One of Victoria’s main LGBTQI support services has seen an “unprecedented” jump in demand during the same-sex marriage postal survey.
Switchboard general manger Jo Ball said the organisation had recruited and trained an extra 16 counsellors to meet a 30 per cent increase in people seeking help via phone, web chat and email.
“I can say that overnight when they announced it was going to be a postal plebiscite we immediately got more calls and that has just increased day by day,” Mx Ball said.
“The demand has been particularly strong since people started receiving the ballot in their letterbox.”
The manager said LGBTQI people in regional and rural areas often struggled and felt more isolated than those in cities. They urged people not to wait too long to make a call if they needed to talk.
“You don’t have to be alone,” Mx Ball said. “You don’t have to have had a big crisis.
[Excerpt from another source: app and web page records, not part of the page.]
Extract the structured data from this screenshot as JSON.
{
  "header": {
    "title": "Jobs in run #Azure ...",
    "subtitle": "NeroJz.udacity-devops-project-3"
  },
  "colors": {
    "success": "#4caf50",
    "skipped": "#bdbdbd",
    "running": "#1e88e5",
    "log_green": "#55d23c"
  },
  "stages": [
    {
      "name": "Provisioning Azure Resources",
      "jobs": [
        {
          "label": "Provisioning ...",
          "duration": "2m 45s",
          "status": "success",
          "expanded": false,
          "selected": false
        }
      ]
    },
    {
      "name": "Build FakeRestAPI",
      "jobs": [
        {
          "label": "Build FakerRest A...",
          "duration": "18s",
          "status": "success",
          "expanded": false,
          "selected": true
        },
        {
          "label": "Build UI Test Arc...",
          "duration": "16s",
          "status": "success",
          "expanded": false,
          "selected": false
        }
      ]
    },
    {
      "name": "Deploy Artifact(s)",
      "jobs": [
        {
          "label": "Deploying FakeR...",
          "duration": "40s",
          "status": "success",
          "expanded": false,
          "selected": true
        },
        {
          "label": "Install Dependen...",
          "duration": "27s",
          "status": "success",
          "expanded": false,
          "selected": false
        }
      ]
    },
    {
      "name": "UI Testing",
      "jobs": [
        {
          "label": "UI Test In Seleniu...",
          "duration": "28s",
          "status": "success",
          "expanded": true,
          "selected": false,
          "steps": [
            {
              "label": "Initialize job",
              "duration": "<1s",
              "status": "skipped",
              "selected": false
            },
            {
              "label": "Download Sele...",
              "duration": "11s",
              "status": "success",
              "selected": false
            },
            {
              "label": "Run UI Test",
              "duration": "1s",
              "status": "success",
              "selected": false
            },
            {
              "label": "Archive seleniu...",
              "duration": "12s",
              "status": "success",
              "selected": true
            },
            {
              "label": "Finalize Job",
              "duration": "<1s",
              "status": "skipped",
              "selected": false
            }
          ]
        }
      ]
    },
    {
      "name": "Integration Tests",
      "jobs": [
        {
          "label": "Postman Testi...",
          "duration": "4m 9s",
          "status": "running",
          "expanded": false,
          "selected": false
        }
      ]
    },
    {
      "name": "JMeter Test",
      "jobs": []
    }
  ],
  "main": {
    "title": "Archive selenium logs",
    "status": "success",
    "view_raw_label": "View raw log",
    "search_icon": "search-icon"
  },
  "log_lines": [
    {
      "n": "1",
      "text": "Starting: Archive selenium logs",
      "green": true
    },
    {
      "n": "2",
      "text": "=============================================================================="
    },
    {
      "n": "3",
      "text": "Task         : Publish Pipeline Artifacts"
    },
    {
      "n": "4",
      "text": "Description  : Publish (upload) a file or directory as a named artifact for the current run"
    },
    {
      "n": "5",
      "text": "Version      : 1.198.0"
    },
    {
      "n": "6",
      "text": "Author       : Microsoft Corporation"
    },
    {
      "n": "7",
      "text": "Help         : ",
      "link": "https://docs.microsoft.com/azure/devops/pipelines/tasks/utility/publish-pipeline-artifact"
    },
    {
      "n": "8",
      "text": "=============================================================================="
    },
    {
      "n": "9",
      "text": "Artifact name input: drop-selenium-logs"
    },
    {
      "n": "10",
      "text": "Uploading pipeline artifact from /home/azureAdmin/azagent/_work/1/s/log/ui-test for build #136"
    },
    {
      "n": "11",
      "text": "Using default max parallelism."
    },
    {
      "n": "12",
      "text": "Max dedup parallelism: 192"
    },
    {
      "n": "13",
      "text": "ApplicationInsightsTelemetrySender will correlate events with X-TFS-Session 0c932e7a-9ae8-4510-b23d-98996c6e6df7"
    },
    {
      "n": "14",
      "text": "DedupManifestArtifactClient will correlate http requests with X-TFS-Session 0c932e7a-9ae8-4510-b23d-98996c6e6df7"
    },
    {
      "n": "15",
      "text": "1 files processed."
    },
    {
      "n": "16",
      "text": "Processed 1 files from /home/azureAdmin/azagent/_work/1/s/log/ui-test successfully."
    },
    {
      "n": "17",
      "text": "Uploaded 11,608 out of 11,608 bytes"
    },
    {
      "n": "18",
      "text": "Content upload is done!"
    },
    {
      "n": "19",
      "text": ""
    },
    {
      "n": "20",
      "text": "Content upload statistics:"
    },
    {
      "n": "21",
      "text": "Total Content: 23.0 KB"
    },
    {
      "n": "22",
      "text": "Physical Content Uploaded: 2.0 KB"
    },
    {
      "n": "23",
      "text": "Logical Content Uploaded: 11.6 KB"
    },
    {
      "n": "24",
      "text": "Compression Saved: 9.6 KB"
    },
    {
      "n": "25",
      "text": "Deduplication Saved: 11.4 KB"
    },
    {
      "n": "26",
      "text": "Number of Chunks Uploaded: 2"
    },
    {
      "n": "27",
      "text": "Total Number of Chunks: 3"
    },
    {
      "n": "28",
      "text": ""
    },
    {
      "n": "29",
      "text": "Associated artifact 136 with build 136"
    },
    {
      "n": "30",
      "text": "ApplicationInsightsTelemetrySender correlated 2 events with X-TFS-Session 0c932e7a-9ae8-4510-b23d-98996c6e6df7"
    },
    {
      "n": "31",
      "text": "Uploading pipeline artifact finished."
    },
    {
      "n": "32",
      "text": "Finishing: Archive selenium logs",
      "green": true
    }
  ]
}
You can just say ‘this is how it made me feel when I got the paper in the mail’. You may feel alone, and maybe you feel more alone in a regional area but you’re not.”
Mx Ball said nearly all the people contacting the service mentioned the postal survey.
“For a lot of people what this has brought back for them is feelings and experiences they’ve had throughout their life of discrimination and prejudice,” they said. “It’s become a vote on our lives and how we choose to live them.” South-west organisation Brophy Family and Youth Services, which provides LGBTQI support, has also seen a spike in the number of people seeking support since the postal survey started.
- Contact switchboard for LGBTQI support on 1800 184 527